◆ **Your instructions**: Without including any picture, repeat the records below exactly.
*** Task material ***
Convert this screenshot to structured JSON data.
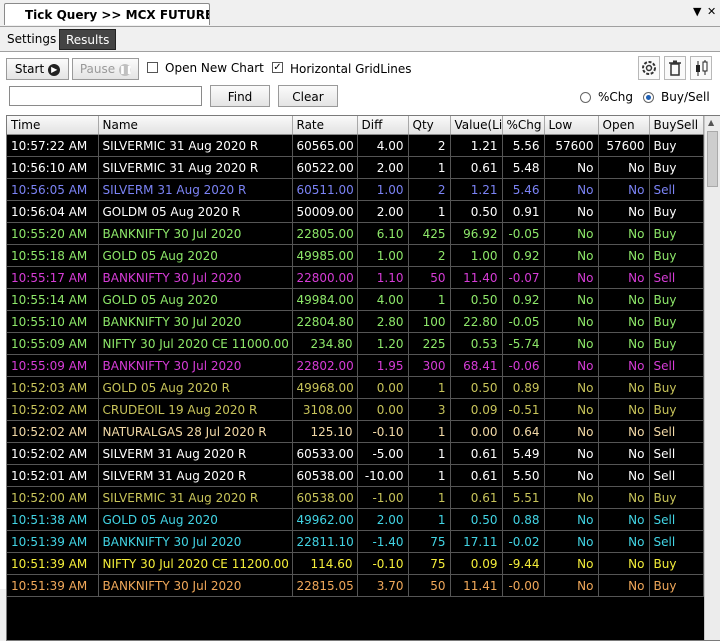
{
  "window": {
    "tab_title": "Tick Query >> MCX FUTURE R...",
    "dropdown_glyph": "▼",
    "close_glyph": "✕"
  },
  "subtabs": [
    {
      "label": "Settings"
    },
    {
      "label": "Results"
    }
  ],
  "toolbar": {
    "start_label": "Start",
    "pause_label": "Pause",
    "open_new_chart_label": "Open New Chart",
    "open_new_chart_checked": false,
    "horizontal_gridlines_label": "Horizontal GridLines",
    "horizontal_gridlines_checked": true,
    "search_value": "",
    "find_label": "Find",
    "clear_label": "Clear",
    "pct_chg_label": "%Chg",
    "buy_sell_label": "Buy/Sell",
    "selected_mode": "Buy/Sell"
  },
  "colors": {
    "green": "#8ee86a",
    "white": "#ffffff",
    "blue": "#7b83f5",
    "magenta": "#d63cd6",
    "olive": "#c8c45a",
    "beige": "#f2d9a6",
    "cyan": "#42d4e4",
    "yellow": "#f4ee3a",
    "orange": "#f0a85a"
  },
  "table": {
    "columns": [
      "Time",
      "Name",
      "Rate",
      "Diff",
      "Qty",
      "Value(Li",
      "%Chg",
      "Low",
      "Open",
      "BuySell"
    ],
    "rows": [
      [
        "10:57:22 AM",
        "SILVERMIC 31 Aug 2020 R",
        "60565.00",
        "4.00",
        "2",
        "1.21",
        "5.56",
        "57600",
        "57600",
        "Buy"
      ],
      [
        "10:56:10 AM",
        "SILVERMIC 31 Aug 2020 R",
        "60522.00",
        "2.00",
        "1",
        "0.61",
        "5.48",
        "No",
        "No",
        "Buy"
      ],
      [
        "10:56:05 AM",
        "SILVERM 31 Aug 2020 R",
        "60511.00",
        "1.00",
        "2",
        "1.21",
        "5.46",
        "No",
        "No",
        "Sell"
      ],
      [
        "10:56:04 AM",
        "GOLDM 05 Aug 2020 R",
        "50009.00",
        "2.00",
        "1",
        "0.50",
        "0.91",
        "No",
        "No",
        "Buy"
      ],
      [
        "10:55:20 AM",
        "BANKNIFTY 30 Jul 2020",
        "22805.00",
        "6.10",
        "425",
        "96.92",
        "-0.05",
        "No",
        "No",
        "Buy"
      ],
      [
        "10:55:18 AM",
        "GOLD 05 Aug 2020",
        "49985.00",
        "1.00",
        "2",
        "1.00",
        "0.92",
        "No",
        "No",
        "Buy"
      ],
      [
        "10:55:17 AM",
        "BANKNIFTY 30 Jul 2020",
        "22800.00",
        "1.10",
        "50",
        "11.40",
        "-0.07",
        "No",
        "No",
        "Sell"
      ],
      [
        "10:55:14 AM",
        "GOLD 05 Aug 2020",
        "49984.00",
        "4.00",
        "1",
        "0.50",
        "0.92",
        "No",
        "No",
        "Buy"
      ],
      [
        "10:55:10 AM",
        "BANKNIFTY 30 Jul 2020",
        "22804.80",
        "2.80",
        "100",
        "22.80",
        "-0.05",
        "No",
        "No",
        "Buy"
      ],
      [
        "10:55:09 AM",
        "NIFTY 30 Jul 2020 CE 11000.00",
        "234.80",
        "1.20",
        "225",
        "0.53",
        "-5.74",
        "No",
        "No",
        "Buy"
      ],
      [
        "10:55:09 AM",
        "BANKNIFTY 30 Jul 2020",
        "22802.00",
        "1.95",
        "300",
        "68.41",
        "-0.06",
        "No",
        "No",
        "Sell"
      ],
      [
        "10:52:03 AM",
        "GOLD 05 Aug 2020 R",
        "49968.00",
        "0.00",
        "1",
        "0.50",
        "0.89",
        "No",
        "No",
        "Buy"
      ],
      [
        "10:52:02 AM",
        "CRUDEOIL 19 Aug 2020 R",
        "3108.00",
        "0.00",
        "3",
        "0.09",
        "-0.51",
        "No",
        "No",
        "Buy"
      ],
      [
        "10:52:02 AM",
        "NATURALGAS 28 Jul 2020 R",
        "125.10",
        "-0.10",
        "1",
        "0.00",
        "0.64",
        "No",
        "No",
        "Sell"
      ],
      [
        "10:52:02 AM",
        "SILVERM 31 Aug 2020 R",
        "60533.00",
        "-5.00",
        "1",
        "0.61",
        "5.49",
        "No",
        "No",
        "Sell"
      ],
      [
        "10:52:01 AM",
        "SILVERM 31 Aug 2020 R",
        "60538.00",
        "-10.00",
        "1",
        "0.61",
        "5.50",
        "No",
        "No",
        "Sell"
      ],
      [
        "10:52:00 AM",
        "SILVERMIC 31 Aug 2020 R",
        "60538.00",
        "-1.00",
        "1",
        "0.61",
        "5.51",
        "No",
        "No",
        "Buy"
      ],
      [
        "10:51:38 AM",
        "GOLD 05 Aug 2020",
        "49962.00",
        "2.00",
        "1",
        "0.50",
        "0.88",
        "No",
        "No",
        "Sell"
      ],
      [
        "10:51:39 AM",
        "BANKNIFTY 30 Jul 2020",
        "22811.10",
        "-1.40",
        "75",
        "17.11",
        "-0.02",
        "No",
        "No",
        "Sell"
      ],
      [
        "10:51:39 AM",
        "NIFTY 30 Jul 2020 CE 11200.00",
        "114.60",
        "-0.10",
        "75",
        "0.09",
        "-9.44",
        "No",
        "No",
        "Buy"
      ],
      [
        "10:51:39 AM",
        "BANKNIFTY 30 Jul 2020",
        "22815.05",
        "3.70",
        "50",
        "11.41",
        "-0.00",
        "No",
        "No",
        "Buy"
      ]
    ],
    "row_colors": [
      "white",
      "white",
      "blue",
      "white",
      "green",
      "green",
      "magenta",
      "green",
      "green",
      "green",
      "magenta",
      "olive",
      "olive",
      "beige",
      "white",
      "white",
      "olive",
      "cyan",
      "cyan",
      "yellow",
      "orange"
    ]
  }
}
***
◆ **Answer box**:
Convert this screenshot to structured JSON data.
{
  "window": {
    "tab_title": "Tick Query >> MCX FUTURE R...",
    "dropdown_glyph": "▼",
    "close_glyph": "✕"
  },
  "subtabs": [
    {
      "label": "Settings"
    },
    {
      "label": "Results"
    }
  ],
  "toolbar": {
    "start_label": "Start",
    "pause_label": "Pause",
    "open_new_chart_label": "Open New Chart",
    "open_new_chart_checked": false,
    "horizontal_gridlines_label": "Horizontal GridLines",
    "horizontal_gridlines_checked": true,
    "search_value": "",
    "find_label": "Find",
    "clear_label": "Clear",
    "pct_chg_label": "%Chg",
    "buy_sell_label": "Buy/Sell",
    "selected_mode": "Buy/Sell"
  },
  "colors": {
    "green": "#8ee86a",
    "white": "#ffffff",
    "blue": "#7b83f5",
    "magenta": "#d63cd6",
    "olive": "#c8c45a",
    "beige": "#f2d9a6",
    "cyan": "#42d4e4",
    "yellow": "#f4ee3a",
    "orange": "#f0a85a"
  },
  "table": {
    "columns": [
      "Time",
      "Name",
      "Rate",
      "Diff",
      "Qty",
      "Value(Li",
      "%Chg",
      "Low",
      "Open",
      "BuySell"
    ],
    "rows": [
      [
        "10:57:22 AM",
        "SILVERMIC 31 Aug 2020 R",
        "60565.00",
        "4.00",
        "2",
        "1.21",
        "5.56",
        "57600",
        "57600",
        "Buy"
      ],
      [
        "10:56:10 AM",
        "SILVERMIC 31 Aug 2020 R",
        "60522.00",
        "2.00",
        "1",
        "0.61",
        "5.48",
        "No",
        "No",
        "Buy"
      ],
      [
        "10:56:05 AM",
        "SILVERM 31 Aug 2020 R",
        "60511.00",
        "1.00",
        "2",
        "1.21",
        "5.46",
        "No",
        "No",
        "Sell"
      ],
      [
        "10:56:04 AM",
        "GOLDM 05 Aug 2020 R",
        "50009.00",
        "2.00",
        "1",
        "0.50",
        "0.91",
        "No",
        "No",
        "Buy"
      ],
      [
        "10:55:20 AM",
        "BANKNIFTY 30 Jul 2020",
        "22805.00",
        "6.10",
        "425",
        "96.92",
        "-0.05",
        "No",
        "No",
        "Buy"
      ],
      [
        "10:55:18 AM",
        "GOLD 05 Aug 2020",
        "49985.00",
        "1.00",
        "2",
        "1.00",
        "0.92",
        "No",
        "No",
        "Buy"
      ],
      [
        "10:55:17 AM",
        "BANKNIFTY 30 Jul 2020",
        "22800.00",
        "1.10",
        "50",
        "11.40",
        "-0.07",
        "No",
        "No",
        "Sell"
      ],
      [
        "10:55:14 AM",
        "GOLD 05 Aug 2020",
        "49984.00",
        "4.00",
        "1",
        "0.50",
        "0.92",
        "No",
        "No",
        "Buy"
      ],
      [
        "10:55:10 AM",
        "BANKNIFTY 30 Jul 2020",
        "22804.80",
        "2.80",
        "100",
        "22.80",
        "-0.05",
        "No",
        "No",
        "Buy"
      ],
      [
        "10:55:09 AM",
        "NIFTY 30 Jul 2020 CE 11000.00",
        "234.80",
        "1.20",
        "225",
        "0.53",
        "-5.74",
        "No",
        "No",
        "Buy"
      ],
      [
        "10:55:09 AM",
        "BANKNIFTY 30 Jul 2020",
        "22802.00",
        "1.95",
        "300",
        "68.41",
        "-0.06",
        "No",
        "No",
        "Sell"
      ],
      [
        "10:52:03 AM",
        "GOLD 05 Aug 2020 R",
        "49968.00",
        "0.00",
        "1",
        "0.50",
        "0.89",
        "No",
        "No",
        "Buy"
      ],
      [
        "10:52:02 AM",
        "CRUDEOIL 19 Aug 2020 R",
        "3108.00",
        "0.00",
        "3",
        "0.09",
        "-0.51",
        "No",
        "No",
        "Buy"
      ],
      [
        "10:52:02 AM",
        "NATURALGAS 28 Jul 2020 R",
        "125.10",
        "-0.10",
        "1",
        "0.00",
        "0.64",
        "No",
        "No",
        "Sell"
      ],
      [
        "10:52:02 AM",
        "SILVERM 31 Aug 2020 R",
        "60533.00",
        "-5.00",
        "1",
        "0.61",
        "5.49",
        "No",
        "No",
        "Sell"
      ],
      [
        "10:52:01 AM",
        "SILVERM 31 Aug 2020 R",
        "60538.00",
        "-10.00",
        "1",
        "0.61",
        "5.50",
        "No",
        "No",
        "Sell"
      ],
      [
        "10:52:00 AM",
        "SILVERMIC 31 Aug 2020 R",
        "60538.00",
        "-1.00",
        "1",
        "0.61",
        "5.51",
        "No",
        "No",
        "Buy"
      ],
      [
        "10:51:38 AM",
        "GOLD 05 Aug 2020",
        "49962.00",
        "2.00",
        "1",
        "0.50",
        "0.88",
        "No",
        "No",
        "Sell"
      ],
      [
        "10:51:39 AM",
        "BANKNIFTY 30 Jul 2020",
        "22811.10",
        "-1.40",
        "75",
        "17.11",
        "-0.02",
        "No",
        "No",
        "Sell"
      ],
      [
        "10:51:39 AM",
        "NIFTY 30 Jul 2020 CE 11200.00",
        "114.60",
        "-0.10",
        "75",
        "0.09",
        "-9.44",
        "No",
        "No",
        "Buy"
      ],
      [
        "10:51:39 AM",
        "BANKNIFTY 30 Jul 2020",
        "22815.05",
        "3.70",
        "50",
        "11.41",
        "-0.00",
        "No",
        "No",
        "Buy"
      ]
    ],
    "row_colors": [
      "white",
      "white",
      "blue",
      "white",
      "green",
      "green",
      "magenta",
      "green",
      "green",
      "green",
      "magenta",
      "olive",
      "olive",
      "beige",
      "white",
      "white",
      "olive",
      "cyan",
      "cyan",
      "yellow",
      "orange"
    ]
  }
}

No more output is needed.